Evidentialism is a popular theory of epistemic justification, yet, as early proponents of the theory Earl Conee and Richard Feldman admit, there are many elements that must be developed before Evidentialism can provide a full account of epistemic justification, or well-founded belief. It is the aim of this book to provide the details that are lacking; here McCain moves past Evidentialism as a mere schema by putting forward and defending a full-fledged theory of epistemic justification. In this book McCain offers novel approaches to several elements of well-founded belief. Key among these are an original account of what it takes to have information as evidence, an account of epistemic support in terms of explanation, and a causal account of the basing relation (the relation that one's belief must bear to her evidence in order to be justified) that is far superior to previous accounts. The result is a fully developed Evidentialist account of well-founded belief.

chapter 1|8 pages
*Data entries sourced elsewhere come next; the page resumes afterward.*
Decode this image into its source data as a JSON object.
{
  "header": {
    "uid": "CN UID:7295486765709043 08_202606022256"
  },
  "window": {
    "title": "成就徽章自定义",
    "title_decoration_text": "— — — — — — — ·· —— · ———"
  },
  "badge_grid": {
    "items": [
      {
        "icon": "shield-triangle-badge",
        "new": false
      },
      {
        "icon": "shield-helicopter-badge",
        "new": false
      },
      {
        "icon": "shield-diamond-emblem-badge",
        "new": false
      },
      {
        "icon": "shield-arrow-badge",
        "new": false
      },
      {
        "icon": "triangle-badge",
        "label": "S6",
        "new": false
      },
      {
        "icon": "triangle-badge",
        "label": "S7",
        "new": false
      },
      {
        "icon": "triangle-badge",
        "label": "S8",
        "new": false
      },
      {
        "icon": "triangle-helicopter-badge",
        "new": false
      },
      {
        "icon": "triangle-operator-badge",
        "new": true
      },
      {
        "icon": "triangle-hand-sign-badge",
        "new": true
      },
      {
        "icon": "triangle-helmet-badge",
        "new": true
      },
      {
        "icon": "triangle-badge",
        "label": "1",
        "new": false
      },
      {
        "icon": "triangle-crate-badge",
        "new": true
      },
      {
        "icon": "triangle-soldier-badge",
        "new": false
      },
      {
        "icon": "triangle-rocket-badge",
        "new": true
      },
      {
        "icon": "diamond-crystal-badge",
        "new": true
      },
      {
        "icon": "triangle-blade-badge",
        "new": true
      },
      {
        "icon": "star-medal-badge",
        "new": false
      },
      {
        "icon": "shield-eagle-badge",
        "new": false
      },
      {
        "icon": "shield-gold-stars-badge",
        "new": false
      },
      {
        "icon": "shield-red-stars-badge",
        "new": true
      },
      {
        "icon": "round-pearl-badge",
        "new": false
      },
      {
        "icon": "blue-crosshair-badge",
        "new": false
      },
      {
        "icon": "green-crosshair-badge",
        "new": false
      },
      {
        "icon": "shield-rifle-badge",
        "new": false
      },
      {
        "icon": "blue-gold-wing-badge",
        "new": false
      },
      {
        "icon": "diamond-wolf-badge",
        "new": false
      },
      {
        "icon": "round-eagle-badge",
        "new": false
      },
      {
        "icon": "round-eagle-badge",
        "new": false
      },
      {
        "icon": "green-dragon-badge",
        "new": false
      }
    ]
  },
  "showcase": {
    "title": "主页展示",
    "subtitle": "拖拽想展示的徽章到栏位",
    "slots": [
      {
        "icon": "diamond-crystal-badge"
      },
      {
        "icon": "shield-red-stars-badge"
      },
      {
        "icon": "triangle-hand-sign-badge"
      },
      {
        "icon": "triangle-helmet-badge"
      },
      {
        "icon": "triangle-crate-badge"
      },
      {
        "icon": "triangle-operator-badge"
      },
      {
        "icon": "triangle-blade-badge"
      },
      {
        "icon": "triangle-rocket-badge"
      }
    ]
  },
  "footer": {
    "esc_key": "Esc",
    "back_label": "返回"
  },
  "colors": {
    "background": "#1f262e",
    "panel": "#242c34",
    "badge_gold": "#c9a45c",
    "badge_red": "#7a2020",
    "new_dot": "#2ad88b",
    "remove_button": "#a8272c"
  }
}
chapter 2|22 pages


chapter 3|25 pages

Possessing Evidence

chapter 4|28 pages

Evidential Fit

chapter 5|33 pages

Basing a Belief on the Evidence

chapter 6|40 pages

Explanationist Evidentialism

chapter 7|2 pages

More Evidence to Gather